Contributed by: Maine Historical Society Date: 1776-07-03 Location: Philadelphia Media: Ink on paper
Contributed by: Maine Historical Society Date: 1776-09-13 Location: Philadelphia Media: Ink on paper
The president of the Continental Congress and the Declaration's most notable signatory, John Hancock, has ties to Maine through politics, and commercial businesses, substantial property, vacations, and family.
Fewer than 30 copies of the first printing of the Declaration of Independence are known to exist. John Dunlap hurriedly printed copies for distribution to assemblies, conventions, committees and military officers. Authenticating authenticity of the document requires examination of numerous details of the broadside.

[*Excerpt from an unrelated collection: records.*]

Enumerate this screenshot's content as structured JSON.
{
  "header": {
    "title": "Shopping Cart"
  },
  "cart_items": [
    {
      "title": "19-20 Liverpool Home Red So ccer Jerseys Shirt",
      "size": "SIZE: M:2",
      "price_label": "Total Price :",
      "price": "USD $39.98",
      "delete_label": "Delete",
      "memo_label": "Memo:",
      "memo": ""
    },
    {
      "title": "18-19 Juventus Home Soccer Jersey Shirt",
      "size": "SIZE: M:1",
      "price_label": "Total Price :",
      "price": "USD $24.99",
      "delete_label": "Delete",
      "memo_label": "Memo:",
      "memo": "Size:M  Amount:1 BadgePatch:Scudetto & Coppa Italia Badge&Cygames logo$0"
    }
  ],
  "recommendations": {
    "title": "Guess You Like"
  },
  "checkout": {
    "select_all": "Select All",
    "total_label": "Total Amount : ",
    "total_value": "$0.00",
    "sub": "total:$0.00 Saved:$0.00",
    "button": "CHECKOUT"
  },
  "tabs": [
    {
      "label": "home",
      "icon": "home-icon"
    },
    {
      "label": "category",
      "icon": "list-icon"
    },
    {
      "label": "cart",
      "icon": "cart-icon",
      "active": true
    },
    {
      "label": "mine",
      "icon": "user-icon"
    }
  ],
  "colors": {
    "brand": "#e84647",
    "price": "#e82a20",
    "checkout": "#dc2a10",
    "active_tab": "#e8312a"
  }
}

These stories -- that stretch from 1999 back to 1759 -- take you from an amusement park to the halls of Congress. There are inventors, artists, showmen, a railway agent, a man whose civic endeavors helped shape Portland, a man devoted to the pursuit of peace and one known for his military exploits, Maine's first novelist, a woman who recorded everyday life in detail, and an Indian who survived a British attack.